Only the lines that include "placeholder" should be copied from the data below.

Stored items
※ ※ ※
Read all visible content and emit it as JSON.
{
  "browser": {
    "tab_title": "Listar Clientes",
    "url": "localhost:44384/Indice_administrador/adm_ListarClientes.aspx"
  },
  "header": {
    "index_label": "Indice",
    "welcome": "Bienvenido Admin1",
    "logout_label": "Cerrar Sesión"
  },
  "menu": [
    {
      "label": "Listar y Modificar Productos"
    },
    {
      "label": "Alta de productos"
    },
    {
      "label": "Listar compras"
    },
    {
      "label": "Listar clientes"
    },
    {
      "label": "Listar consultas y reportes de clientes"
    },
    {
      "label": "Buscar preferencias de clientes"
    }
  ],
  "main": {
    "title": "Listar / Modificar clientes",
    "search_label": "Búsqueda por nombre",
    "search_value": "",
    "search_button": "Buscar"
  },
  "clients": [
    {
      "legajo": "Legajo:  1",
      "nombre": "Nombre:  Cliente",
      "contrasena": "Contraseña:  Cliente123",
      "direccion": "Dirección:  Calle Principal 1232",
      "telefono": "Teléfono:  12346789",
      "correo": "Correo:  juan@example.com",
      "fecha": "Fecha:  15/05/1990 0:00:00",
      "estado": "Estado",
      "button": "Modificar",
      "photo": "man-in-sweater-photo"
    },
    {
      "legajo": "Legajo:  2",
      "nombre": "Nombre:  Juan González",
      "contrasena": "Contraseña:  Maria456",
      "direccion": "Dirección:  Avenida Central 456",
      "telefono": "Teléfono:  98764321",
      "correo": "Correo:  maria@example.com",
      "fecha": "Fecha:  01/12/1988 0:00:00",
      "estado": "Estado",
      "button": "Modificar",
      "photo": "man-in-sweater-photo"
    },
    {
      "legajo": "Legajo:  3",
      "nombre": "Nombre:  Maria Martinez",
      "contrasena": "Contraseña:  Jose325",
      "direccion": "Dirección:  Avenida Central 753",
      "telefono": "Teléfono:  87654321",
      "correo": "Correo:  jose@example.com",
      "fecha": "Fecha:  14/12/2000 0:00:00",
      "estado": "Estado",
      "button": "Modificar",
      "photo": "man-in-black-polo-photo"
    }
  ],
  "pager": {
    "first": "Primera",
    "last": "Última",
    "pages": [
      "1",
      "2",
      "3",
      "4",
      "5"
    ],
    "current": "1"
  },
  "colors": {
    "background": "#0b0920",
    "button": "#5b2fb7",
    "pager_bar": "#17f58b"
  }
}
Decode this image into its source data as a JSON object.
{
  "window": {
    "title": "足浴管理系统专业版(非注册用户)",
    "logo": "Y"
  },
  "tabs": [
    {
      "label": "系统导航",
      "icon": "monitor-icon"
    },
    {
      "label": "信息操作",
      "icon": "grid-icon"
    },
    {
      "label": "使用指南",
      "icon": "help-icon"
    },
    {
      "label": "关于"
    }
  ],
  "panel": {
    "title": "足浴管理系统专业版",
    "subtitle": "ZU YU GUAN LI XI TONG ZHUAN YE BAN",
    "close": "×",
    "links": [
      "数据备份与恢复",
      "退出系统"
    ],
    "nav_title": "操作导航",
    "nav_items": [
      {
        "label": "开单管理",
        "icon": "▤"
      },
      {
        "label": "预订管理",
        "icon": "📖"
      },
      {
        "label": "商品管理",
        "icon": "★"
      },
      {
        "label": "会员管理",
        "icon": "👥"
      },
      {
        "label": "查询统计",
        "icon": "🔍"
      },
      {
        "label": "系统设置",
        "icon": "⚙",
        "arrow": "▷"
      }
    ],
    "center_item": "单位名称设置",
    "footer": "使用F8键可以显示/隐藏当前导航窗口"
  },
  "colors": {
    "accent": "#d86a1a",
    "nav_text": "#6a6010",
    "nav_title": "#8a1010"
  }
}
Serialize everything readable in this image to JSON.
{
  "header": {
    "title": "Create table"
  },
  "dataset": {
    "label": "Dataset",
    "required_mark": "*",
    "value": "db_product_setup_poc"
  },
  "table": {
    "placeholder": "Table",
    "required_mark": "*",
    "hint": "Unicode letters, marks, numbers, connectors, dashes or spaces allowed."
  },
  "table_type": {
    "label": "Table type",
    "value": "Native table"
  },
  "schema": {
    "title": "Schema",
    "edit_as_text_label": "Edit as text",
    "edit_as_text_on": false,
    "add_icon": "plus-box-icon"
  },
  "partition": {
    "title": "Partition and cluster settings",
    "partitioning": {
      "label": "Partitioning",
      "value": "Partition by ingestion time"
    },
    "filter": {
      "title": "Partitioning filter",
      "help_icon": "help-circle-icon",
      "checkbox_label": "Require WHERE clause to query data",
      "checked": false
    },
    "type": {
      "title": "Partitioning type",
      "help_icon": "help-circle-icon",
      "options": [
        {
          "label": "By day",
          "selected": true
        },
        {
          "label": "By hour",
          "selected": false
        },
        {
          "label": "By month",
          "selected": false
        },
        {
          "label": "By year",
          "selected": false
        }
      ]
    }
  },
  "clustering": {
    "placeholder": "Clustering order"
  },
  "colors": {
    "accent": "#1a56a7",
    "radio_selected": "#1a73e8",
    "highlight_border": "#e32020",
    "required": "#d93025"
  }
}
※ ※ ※
__Exercise result__:
    "placeholder": "Table",
    "placeholder": "Clustering order"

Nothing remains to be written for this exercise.